TASK: Output all records exactly.

RECORDS TO USE:
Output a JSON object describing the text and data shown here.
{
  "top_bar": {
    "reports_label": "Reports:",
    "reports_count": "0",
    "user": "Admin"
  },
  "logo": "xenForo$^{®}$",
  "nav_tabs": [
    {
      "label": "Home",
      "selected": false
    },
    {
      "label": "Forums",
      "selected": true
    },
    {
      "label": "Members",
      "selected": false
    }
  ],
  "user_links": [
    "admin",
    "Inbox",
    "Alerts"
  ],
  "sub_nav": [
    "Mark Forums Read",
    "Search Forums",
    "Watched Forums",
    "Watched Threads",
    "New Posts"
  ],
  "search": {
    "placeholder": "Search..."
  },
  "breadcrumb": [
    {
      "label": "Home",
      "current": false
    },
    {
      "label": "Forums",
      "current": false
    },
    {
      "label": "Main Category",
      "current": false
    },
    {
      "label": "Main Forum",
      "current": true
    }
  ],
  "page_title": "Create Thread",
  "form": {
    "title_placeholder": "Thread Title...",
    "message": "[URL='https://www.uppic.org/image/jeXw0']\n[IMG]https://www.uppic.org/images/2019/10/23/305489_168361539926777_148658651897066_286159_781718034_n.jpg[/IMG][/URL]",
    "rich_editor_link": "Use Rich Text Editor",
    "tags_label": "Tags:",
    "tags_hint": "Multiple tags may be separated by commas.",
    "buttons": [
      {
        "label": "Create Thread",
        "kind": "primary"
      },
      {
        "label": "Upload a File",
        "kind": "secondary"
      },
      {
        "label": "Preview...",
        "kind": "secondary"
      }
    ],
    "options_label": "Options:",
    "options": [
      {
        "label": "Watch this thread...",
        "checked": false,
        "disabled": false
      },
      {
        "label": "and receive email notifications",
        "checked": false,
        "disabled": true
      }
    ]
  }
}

ANSWER SECTION:
Output a JSON object describing the text and data shown here.
{
  "top_bar": {
    "reports_label": "Reports:",
    "reports_count": "0",
    "user": "Admin"
  },
  "logo": "xenForo$^{®}$",
  "nav_tabs": [
    {
      "label": "Home",
      "selected": false
    },
    {
      "label": "Forums",
      "selected": true
    },
    {
      "label": "Members",
      "selected": false
    }
  ],
  "user_links": [
    "admin",
    "Inbox",
    "Alerts"
  ],
  "sub_nav": [
    "Mark Forums Read",
    "Search Forums",
    "Watched Forums",
    "Watched Threads",
    "New Posts"
  ],
  "search": {
    "placeholder": "Search..."
  },
  "breadcrumb": [
    {
      "label": "Home",
      "current": false
    },
    {
      "label": "Forums",
      "current": false
    },
    {
      "label": "Main Category",
      "current": false
    },
    {
      "label": "Main Forum",
      "current": true
    }
  ],
  "page_title": "Create Thread",
  "form": {
    "title_placeholder": "Thread Title...",
    "message": "[URL='https://www.uppic.org/image/jeXw0']\n[IMG]https://www.uppic.org/images/2019/10/23/305489_168361539926777_148658651897066_286159_781718034_n.jpg[/IMG][/URL]",
    "rich_editor_link": "Use Rich Text Editor",
    "tags_label": "Tags:",
    "tags_hint": "Multiple tags may be separated by commas.",
    "buttons": [
      {
        "label": "Create Thread",
        "kind": "primary"
      },
      {
        "label": "Upload a File",
        "kind": "secondary"
      },
      {
        "label": "Preview...",
        "kind": "secondary"
      }
    ],
    "options_label": "Options:",
    "options": [
      {
        "label": "Watch this thread...",
        "checked": false,
        "disabled": false
      },
      {
        "label": "and receive email notifications",
        "checked": false,
        "disabled": true
      }
    ]
  }
}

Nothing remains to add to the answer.